_REQUIREMENT_
Produce a copy of every line in the records that holds the string "this".

○ ○ ○

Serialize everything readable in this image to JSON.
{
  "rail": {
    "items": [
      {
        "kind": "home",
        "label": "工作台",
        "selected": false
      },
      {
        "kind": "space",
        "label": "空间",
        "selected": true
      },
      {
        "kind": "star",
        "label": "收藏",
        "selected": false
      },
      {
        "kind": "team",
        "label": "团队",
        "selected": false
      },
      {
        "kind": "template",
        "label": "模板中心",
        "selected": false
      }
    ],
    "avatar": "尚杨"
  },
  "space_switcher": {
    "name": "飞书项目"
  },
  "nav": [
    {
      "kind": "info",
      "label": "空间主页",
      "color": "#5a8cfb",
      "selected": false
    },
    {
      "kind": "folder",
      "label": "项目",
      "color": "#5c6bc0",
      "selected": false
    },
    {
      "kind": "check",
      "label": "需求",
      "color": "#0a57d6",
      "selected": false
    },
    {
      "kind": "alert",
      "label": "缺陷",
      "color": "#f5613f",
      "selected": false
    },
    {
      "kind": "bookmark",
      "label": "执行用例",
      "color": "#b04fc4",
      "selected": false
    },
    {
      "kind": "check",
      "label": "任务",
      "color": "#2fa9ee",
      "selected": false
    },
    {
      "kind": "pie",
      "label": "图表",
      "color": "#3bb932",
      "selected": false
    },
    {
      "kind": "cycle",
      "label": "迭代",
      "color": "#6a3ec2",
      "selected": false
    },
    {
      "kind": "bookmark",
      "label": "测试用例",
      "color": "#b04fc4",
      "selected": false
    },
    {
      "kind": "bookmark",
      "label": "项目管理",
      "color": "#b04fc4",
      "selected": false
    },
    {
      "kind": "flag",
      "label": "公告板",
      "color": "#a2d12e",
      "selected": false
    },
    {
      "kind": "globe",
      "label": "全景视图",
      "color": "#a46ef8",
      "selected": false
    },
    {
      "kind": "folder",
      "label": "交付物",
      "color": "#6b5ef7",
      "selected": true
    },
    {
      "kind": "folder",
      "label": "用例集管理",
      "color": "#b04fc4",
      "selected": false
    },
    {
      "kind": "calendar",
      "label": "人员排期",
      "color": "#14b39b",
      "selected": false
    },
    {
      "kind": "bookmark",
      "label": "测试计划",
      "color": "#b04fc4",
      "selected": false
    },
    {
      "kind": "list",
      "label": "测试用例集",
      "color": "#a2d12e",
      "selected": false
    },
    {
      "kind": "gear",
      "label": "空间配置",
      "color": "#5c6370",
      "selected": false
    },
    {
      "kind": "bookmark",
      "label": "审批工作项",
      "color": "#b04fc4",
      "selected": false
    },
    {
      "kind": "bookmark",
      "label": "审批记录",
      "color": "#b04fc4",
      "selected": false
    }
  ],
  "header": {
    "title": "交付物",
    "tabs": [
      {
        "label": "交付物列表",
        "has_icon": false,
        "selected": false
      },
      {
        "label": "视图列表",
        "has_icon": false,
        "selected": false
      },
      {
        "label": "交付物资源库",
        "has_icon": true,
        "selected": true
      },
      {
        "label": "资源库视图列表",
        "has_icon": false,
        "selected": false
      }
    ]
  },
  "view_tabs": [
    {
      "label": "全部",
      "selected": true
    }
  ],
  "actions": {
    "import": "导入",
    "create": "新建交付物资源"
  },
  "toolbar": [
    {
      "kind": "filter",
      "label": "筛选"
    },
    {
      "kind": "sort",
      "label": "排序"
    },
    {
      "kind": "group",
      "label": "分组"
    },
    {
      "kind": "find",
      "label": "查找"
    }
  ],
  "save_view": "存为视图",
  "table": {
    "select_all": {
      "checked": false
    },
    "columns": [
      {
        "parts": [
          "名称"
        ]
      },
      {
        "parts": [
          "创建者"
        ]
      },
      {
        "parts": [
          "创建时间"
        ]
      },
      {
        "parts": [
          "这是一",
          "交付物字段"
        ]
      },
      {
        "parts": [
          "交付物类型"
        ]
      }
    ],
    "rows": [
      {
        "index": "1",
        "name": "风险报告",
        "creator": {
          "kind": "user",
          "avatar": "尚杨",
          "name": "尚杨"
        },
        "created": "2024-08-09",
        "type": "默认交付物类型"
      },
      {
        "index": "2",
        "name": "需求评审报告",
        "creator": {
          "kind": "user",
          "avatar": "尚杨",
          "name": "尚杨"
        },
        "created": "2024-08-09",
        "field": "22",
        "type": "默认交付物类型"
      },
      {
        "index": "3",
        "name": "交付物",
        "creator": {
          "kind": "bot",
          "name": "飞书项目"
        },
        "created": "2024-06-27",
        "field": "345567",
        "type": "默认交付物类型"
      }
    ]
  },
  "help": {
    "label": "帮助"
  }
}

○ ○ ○

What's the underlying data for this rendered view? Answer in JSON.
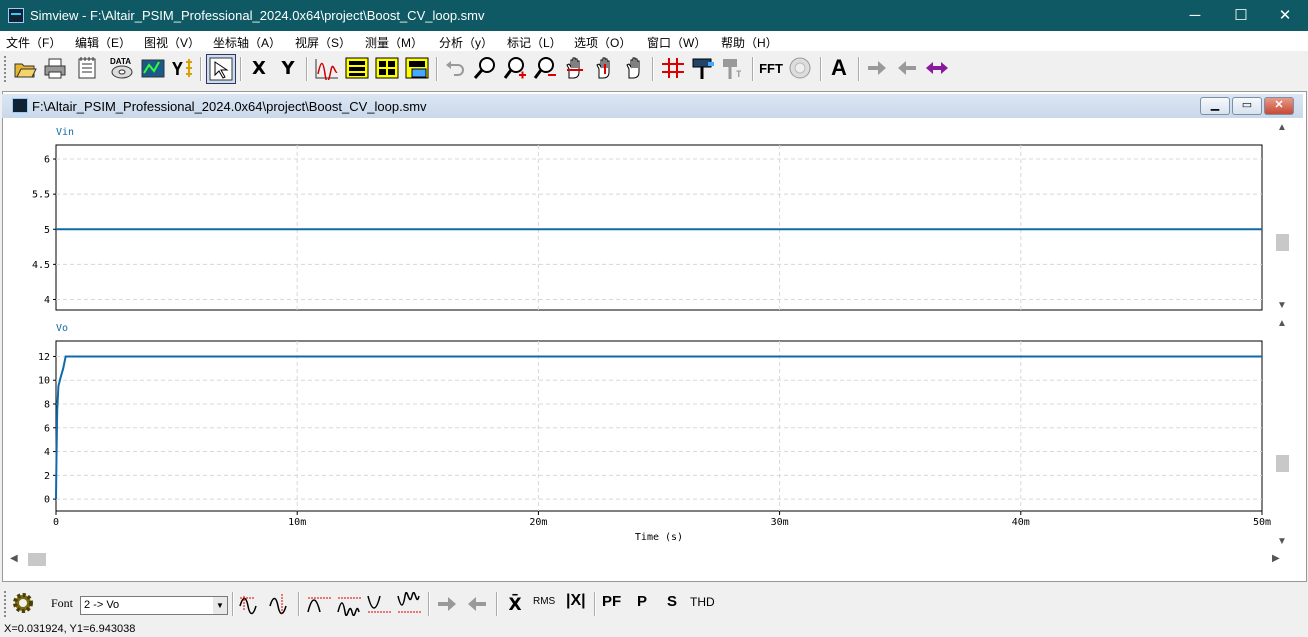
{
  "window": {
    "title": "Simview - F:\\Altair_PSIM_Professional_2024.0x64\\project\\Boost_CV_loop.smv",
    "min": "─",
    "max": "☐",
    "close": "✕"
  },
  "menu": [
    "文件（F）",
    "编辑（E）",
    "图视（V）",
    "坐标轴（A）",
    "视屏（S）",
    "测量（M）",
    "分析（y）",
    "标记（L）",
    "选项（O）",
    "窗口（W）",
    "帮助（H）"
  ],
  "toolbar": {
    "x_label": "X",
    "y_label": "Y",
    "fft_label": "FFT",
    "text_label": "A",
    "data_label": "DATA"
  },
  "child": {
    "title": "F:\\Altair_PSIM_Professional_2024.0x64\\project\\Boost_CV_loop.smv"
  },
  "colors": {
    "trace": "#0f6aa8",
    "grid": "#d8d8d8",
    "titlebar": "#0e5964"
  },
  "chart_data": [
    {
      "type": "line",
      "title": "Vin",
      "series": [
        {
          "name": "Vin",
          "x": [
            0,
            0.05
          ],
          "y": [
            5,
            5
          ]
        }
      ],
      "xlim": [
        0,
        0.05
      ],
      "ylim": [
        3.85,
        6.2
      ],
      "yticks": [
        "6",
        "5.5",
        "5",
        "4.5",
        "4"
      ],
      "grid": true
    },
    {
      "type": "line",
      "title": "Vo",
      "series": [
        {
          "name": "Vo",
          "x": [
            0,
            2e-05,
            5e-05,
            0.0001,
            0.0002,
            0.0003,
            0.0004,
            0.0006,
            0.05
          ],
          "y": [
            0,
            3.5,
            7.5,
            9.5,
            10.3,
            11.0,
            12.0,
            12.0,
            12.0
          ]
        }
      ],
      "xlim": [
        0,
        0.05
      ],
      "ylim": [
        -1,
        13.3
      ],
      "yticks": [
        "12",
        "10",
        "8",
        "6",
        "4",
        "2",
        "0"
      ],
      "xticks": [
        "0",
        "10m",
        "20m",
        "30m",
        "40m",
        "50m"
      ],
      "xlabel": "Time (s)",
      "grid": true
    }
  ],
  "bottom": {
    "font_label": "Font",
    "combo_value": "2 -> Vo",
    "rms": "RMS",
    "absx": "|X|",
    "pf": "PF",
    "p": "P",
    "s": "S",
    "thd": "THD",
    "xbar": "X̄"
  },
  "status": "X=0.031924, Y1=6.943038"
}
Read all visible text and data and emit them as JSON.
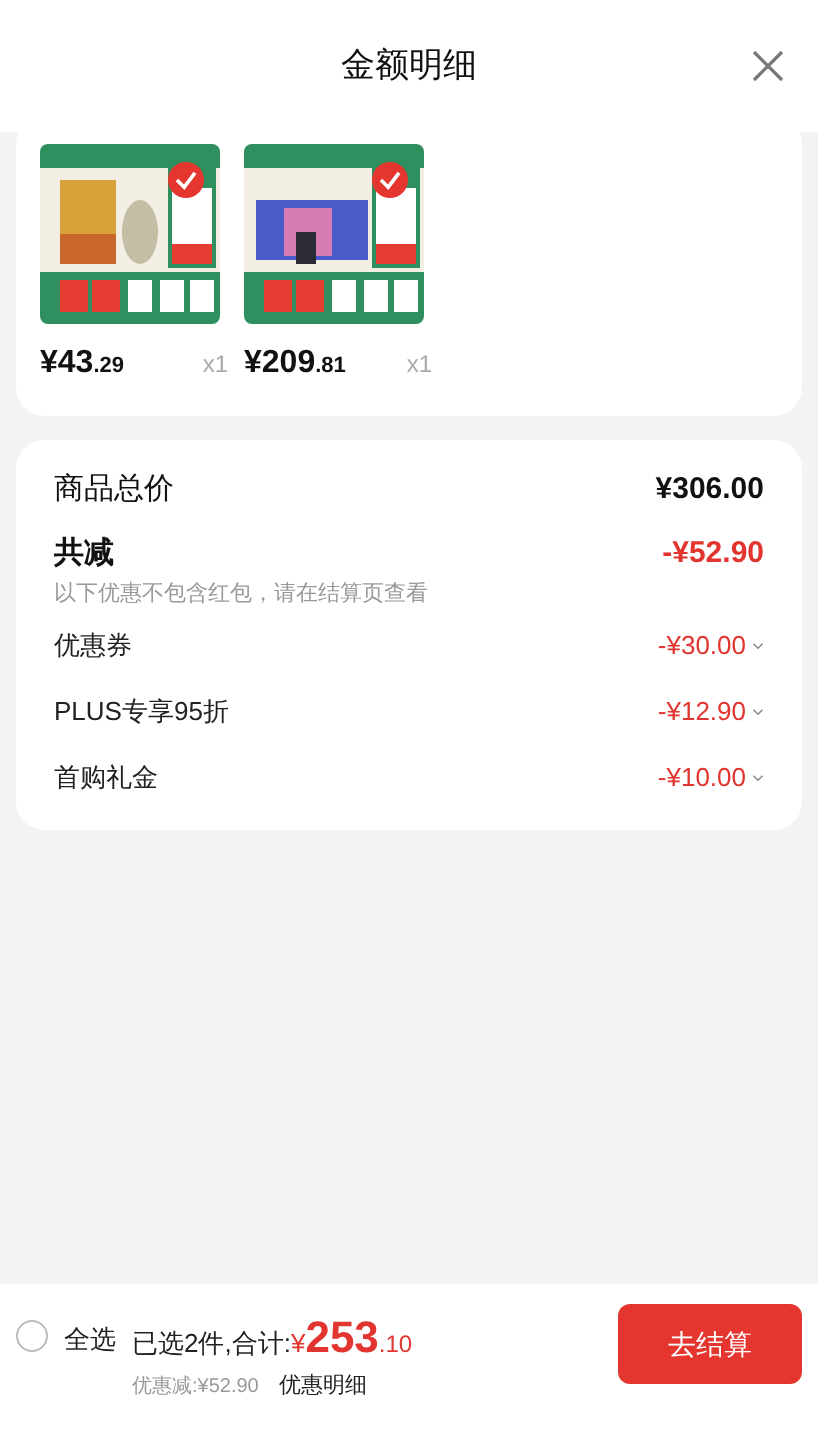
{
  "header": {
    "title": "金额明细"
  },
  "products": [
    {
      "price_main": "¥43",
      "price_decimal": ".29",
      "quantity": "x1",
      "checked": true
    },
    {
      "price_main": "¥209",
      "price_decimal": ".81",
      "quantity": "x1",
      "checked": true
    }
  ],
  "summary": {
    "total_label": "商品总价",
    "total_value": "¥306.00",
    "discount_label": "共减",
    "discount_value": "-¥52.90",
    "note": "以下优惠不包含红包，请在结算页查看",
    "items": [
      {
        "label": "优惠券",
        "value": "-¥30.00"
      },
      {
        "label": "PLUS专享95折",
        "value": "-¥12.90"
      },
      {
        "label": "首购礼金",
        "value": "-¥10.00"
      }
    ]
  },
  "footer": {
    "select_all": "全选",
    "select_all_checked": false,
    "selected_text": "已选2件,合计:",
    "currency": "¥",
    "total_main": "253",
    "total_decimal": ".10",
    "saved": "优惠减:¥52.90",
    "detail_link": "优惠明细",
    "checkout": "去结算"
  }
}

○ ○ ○

_RESPONSE_
Serialize everything readable in this image to JSON.
What's the underlying data for this rendered view? Answer in JSON.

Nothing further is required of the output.